WHAT THE TASK ASKS: All lines of the entries with "Instant" in them must be listed.

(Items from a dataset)
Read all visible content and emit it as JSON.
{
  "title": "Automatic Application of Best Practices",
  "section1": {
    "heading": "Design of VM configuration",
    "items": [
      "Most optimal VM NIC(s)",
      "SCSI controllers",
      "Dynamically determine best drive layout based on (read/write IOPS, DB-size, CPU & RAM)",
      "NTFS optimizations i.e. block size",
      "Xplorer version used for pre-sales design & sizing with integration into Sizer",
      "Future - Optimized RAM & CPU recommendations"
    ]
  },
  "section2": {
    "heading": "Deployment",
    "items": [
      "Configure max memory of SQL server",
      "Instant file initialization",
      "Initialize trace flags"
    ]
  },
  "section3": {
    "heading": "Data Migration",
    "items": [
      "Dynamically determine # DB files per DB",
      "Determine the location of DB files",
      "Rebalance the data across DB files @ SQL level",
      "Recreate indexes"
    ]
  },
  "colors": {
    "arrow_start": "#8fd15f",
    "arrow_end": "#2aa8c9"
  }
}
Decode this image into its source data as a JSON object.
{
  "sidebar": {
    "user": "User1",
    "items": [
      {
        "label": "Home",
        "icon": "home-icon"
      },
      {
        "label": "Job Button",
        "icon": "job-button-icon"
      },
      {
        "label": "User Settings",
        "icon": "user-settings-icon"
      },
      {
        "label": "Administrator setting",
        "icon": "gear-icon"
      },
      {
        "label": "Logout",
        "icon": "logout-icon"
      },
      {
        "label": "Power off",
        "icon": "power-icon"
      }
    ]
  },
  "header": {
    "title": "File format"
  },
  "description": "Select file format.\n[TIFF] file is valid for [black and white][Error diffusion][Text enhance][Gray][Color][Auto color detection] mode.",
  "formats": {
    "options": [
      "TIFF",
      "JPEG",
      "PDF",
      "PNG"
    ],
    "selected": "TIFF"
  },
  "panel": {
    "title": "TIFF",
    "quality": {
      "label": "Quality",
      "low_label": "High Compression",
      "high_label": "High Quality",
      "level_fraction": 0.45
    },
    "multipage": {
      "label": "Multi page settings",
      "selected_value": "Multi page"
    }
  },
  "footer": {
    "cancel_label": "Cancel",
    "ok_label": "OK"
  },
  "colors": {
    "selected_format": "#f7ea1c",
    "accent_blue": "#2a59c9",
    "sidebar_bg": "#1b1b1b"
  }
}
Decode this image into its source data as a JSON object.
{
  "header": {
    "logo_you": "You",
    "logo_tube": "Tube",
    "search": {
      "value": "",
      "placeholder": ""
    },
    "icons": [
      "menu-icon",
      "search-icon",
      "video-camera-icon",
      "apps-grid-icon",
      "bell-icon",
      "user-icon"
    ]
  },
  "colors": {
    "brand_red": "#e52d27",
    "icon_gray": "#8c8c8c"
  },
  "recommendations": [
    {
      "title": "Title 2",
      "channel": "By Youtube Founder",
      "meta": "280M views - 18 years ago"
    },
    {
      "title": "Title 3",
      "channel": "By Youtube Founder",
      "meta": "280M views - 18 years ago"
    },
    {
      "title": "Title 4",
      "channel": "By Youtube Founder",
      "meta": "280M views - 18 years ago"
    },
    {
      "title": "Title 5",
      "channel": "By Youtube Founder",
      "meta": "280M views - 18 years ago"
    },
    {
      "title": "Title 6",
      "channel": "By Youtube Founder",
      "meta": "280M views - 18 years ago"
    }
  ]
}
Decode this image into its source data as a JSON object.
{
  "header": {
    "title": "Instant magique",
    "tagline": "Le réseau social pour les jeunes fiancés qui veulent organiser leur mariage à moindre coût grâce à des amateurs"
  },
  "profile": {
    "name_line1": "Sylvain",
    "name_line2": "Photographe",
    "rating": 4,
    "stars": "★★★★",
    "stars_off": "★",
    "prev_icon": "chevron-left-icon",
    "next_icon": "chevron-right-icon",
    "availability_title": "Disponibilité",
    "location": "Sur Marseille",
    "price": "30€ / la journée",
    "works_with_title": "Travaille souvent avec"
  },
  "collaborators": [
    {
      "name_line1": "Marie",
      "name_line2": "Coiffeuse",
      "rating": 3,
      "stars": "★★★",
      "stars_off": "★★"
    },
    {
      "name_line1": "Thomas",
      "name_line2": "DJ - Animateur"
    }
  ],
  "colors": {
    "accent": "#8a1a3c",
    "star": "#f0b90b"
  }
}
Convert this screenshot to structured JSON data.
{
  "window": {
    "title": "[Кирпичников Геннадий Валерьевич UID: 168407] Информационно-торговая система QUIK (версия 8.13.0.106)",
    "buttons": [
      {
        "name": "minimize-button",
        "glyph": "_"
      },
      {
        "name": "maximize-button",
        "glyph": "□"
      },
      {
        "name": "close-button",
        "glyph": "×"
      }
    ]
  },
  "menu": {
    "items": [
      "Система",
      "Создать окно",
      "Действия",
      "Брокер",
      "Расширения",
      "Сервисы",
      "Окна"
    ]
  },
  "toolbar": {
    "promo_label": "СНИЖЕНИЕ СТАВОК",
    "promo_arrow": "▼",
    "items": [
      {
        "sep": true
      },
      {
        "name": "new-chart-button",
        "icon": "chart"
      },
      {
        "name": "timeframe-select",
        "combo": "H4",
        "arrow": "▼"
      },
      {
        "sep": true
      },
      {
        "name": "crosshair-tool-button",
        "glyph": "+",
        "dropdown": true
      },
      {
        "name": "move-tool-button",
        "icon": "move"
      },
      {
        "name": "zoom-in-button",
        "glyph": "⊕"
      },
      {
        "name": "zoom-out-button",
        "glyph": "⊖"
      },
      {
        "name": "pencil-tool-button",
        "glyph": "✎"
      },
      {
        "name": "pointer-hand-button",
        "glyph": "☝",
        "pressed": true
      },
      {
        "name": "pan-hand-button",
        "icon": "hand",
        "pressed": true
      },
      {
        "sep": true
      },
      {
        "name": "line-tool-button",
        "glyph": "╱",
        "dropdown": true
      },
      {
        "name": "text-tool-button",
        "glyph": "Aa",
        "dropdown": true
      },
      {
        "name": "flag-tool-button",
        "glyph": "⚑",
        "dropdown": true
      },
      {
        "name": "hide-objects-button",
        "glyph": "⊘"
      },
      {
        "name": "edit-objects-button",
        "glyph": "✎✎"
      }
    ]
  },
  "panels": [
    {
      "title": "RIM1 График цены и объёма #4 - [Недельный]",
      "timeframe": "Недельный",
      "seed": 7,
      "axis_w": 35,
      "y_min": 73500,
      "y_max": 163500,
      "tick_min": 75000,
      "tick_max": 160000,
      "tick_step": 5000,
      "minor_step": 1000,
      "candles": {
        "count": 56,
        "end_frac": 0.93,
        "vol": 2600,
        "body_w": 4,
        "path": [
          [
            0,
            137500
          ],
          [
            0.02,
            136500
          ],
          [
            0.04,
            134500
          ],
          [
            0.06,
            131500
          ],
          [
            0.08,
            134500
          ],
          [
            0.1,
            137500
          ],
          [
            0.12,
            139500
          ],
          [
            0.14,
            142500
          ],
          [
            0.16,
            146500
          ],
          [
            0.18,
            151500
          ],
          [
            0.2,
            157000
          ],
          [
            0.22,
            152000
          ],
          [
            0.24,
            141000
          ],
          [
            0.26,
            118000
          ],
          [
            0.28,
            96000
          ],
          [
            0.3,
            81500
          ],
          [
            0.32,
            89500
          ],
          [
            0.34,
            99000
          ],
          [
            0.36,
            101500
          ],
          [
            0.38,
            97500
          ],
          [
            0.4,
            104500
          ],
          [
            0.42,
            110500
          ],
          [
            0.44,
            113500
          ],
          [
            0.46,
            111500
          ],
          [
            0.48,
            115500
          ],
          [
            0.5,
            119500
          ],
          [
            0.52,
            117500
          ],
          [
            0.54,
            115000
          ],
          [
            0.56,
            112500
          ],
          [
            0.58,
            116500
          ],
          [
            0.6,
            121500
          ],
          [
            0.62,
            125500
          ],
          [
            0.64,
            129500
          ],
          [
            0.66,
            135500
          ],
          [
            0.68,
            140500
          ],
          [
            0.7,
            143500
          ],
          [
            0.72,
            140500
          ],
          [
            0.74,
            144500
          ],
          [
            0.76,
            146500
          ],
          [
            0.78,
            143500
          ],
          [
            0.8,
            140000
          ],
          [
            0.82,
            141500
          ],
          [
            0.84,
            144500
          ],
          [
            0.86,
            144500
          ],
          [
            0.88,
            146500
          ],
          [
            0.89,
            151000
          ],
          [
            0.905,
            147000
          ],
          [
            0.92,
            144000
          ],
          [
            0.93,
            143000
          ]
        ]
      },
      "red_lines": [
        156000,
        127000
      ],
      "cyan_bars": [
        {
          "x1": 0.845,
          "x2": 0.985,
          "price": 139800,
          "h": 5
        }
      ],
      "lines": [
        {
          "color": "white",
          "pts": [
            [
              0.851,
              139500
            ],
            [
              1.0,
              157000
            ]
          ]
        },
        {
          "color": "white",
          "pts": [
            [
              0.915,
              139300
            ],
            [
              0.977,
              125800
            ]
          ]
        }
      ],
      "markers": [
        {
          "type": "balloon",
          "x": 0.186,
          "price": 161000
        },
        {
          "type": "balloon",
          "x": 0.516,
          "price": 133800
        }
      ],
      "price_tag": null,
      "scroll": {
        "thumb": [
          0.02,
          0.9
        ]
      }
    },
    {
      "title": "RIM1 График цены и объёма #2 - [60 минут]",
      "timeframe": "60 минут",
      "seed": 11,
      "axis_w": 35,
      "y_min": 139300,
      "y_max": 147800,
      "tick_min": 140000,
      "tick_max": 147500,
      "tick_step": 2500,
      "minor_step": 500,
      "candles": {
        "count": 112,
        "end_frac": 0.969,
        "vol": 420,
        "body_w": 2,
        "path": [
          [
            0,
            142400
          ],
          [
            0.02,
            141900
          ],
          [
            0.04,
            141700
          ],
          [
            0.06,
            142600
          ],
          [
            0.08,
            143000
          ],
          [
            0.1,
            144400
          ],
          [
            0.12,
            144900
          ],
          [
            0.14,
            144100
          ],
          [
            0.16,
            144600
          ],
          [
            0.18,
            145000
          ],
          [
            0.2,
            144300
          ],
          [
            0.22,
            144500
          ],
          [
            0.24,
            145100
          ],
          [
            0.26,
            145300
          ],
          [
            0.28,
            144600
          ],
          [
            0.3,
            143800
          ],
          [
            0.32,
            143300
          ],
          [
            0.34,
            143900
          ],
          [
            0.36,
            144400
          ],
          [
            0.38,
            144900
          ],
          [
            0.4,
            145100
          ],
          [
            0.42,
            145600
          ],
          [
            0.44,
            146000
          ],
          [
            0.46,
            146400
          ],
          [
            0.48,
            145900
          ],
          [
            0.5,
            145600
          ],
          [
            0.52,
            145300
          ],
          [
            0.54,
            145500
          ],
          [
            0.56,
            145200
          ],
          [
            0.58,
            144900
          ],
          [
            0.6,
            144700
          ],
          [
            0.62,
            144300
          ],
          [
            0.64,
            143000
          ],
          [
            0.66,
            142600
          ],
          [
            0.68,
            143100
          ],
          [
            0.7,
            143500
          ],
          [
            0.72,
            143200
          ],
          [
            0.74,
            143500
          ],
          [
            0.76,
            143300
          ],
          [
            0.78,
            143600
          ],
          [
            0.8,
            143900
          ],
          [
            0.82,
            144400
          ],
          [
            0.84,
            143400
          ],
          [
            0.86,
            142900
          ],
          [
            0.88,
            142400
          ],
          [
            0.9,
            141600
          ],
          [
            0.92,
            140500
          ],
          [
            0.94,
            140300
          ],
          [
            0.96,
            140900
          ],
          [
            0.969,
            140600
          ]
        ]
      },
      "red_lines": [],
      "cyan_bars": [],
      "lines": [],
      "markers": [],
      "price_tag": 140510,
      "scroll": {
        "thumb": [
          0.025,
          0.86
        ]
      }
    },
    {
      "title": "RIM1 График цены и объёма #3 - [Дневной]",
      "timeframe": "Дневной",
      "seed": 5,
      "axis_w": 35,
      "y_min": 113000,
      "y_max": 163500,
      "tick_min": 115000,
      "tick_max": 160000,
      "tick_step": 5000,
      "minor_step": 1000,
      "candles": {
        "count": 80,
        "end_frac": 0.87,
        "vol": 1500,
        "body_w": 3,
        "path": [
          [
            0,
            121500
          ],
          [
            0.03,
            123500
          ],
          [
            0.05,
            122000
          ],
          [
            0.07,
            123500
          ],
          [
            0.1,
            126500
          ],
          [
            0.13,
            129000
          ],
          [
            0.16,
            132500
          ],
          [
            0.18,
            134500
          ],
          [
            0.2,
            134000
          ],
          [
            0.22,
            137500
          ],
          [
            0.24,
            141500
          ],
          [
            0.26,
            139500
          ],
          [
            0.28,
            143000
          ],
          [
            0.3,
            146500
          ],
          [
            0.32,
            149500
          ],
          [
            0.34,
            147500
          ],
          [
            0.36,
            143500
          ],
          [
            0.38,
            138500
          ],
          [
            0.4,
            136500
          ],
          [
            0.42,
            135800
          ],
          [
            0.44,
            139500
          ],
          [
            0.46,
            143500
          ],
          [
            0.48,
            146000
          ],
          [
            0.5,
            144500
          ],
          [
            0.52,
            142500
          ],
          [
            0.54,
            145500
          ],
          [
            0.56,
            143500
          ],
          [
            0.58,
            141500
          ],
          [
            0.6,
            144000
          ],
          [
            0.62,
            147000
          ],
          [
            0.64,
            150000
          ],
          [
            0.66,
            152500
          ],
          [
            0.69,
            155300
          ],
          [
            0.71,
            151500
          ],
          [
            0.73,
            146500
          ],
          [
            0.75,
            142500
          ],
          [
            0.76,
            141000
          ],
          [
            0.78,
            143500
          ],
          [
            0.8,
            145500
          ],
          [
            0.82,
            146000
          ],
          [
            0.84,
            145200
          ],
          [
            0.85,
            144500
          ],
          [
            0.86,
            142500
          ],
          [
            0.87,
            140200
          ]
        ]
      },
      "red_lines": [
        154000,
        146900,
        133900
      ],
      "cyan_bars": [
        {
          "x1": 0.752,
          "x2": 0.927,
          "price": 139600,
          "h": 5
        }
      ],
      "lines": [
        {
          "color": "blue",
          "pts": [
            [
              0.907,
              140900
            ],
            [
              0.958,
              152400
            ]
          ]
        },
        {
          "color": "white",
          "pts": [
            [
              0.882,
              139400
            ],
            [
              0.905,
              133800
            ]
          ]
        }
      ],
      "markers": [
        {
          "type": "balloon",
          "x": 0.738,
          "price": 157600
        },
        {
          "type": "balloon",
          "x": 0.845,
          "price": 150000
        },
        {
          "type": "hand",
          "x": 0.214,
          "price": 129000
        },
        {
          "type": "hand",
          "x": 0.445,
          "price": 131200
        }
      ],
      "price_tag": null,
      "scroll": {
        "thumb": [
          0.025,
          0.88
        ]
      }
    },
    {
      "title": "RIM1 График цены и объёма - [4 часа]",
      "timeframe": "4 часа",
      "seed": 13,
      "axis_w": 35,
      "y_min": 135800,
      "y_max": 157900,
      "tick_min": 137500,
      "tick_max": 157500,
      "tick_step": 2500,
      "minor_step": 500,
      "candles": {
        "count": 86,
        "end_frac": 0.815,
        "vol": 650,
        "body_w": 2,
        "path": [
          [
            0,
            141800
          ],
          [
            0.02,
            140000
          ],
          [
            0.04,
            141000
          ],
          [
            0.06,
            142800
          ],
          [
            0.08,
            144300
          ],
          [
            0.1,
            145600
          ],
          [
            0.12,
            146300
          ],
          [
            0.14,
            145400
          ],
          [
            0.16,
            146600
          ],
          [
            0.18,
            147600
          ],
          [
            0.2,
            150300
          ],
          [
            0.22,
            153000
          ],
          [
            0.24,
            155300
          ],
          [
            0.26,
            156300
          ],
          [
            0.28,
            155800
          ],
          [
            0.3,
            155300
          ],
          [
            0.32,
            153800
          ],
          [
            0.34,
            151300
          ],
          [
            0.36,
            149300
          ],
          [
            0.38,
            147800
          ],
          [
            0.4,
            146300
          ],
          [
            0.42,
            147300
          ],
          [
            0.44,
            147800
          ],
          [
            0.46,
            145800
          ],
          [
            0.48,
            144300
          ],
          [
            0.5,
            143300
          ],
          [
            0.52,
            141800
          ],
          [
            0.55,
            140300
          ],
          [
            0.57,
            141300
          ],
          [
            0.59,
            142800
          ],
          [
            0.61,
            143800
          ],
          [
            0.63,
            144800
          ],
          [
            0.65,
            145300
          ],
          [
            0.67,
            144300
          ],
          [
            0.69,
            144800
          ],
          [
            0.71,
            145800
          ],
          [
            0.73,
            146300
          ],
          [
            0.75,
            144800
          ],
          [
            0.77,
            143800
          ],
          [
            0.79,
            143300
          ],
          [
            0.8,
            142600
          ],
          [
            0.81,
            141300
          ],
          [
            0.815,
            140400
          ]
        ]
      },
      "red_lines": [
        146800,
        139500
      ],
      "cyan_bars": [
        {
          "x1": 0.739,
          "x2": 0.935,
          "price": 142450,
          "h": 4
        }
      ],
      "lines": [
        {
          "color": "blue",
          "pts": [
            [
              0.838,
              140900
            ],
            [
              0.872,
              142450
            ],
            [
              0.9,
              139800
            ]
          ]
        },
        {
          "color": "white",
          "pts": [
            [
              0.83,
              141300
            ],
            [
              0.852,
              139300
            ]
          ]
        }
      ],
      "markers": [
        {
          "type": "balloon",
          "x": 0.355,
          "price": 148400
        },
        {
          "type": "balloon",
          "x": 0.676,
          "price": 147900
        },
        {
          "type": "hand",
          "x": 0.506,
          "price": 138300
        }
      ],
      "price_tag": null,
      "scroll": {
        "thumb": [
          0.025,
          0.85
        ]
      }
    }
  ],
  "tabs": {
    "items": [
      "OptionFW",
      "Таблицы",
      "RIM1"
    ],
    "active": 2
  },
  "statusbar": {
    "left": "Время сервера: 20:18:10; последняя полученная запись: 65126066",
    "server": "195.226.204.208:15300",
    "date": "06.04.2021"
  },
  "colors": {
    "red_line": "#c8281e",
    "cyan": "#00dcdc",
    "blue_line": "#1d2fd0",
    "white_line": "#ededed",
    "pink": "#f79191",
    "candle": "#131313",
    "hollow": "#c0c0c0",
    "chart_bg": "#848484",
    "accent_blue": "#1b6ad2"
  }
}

TASK OUTPUT:
      "Instant file initialization",
    "title": "Instant magique",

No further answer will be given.